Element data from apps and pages
══════════

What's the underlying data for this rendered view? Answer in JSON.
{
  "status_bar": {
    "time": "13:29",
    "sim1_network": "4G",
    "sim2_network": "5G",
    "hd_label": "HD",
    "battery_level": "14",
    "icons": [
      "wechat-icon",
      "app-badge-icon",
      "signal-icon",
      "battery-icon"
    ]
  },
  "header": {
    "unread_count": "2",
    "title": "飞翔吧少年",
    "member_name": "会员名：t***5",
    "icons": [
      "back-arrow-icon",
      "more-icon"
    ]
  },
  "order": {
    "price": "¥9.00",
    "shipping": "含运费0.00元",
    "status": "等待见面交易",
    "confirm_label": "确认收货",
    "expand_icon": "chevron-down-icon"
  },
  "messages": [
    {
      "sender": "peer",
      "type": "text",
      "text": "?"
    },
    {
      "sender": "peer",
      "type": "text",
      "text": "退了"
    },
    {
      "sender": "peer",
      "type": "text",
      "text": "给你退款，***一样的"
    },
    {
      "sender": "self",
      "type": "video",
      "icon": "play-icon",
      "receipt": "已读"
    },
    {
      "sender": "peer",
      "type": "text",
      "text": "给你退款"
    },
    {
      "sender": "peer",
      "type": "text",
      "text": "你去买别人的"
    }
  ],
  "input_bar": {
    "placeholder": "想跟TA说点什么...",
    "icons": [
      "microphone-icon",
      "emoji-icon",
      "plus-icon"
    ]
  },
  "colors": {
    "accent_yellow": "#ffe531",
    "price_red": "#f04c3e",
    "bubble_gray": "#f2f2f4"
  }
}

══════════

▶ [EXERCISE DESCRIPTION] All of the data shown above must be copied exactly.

▶ [TASK OUTPUT]
What's the underlying data for this rendered view? Answer in JSON.
{
  "status_bar": {
    "time": "13:29",
    "sim1_network": "4G",
    "sim2_network": "5G",
    "hd_label": "HD",
    "battery_level": "14",
    "icons": [
      "wechat-icon",
      "app-badge-icon",
      "signal-icon",
      "battery-icon"
    ]
  },
  "header": {
    "unread_count": "2",
    "title": "飞翔吧少年",
    "member_name": "会员名：t***5",
    "icons": [
      "back-arrow-icon",
      "more-icon"
    ]
  },
  "order": {
    "price": "¥9.00",
    "shipping": "含运费0.00元",
    "status": "等待见面交易",
    "confirm_label": "确认收货",
    "expand_icon": "chevron-down-icon"
  },
  "messages": [
    {
      "sender": "peer",
      "type": "text",
      "text": "?"
    },
    {
      "sender": "peer",
      "type": "text",
      "text": "退了"
    },
    {
      "sender": "peer",
      "type": "text",
      "text": "给你退款，***一样的"
    },
    {
      "sender": "self",
      "type": "video",
      "icon": "play-icon",
      "receipt": "已读"
    },
    {
      "sender": "peer",
      "type": "text",
      "text": "给你退款"
    },
    {
      "sender": "peer",
      "type": "text",
      "text": "你去买别人的"
    }
  ],
  "input_bar": {
    "placeholder": "想跟TA说点什么...",
    "icons": [
      "microphone-icon",
      "emoji-icon",
      "plus-icon"
    ]
  },
  "colors": {
    "accent_yellow": "#ffe531",
    "price_red": "#f04c3e",
    "bubble_gray": "#f2f2f4"
  }
}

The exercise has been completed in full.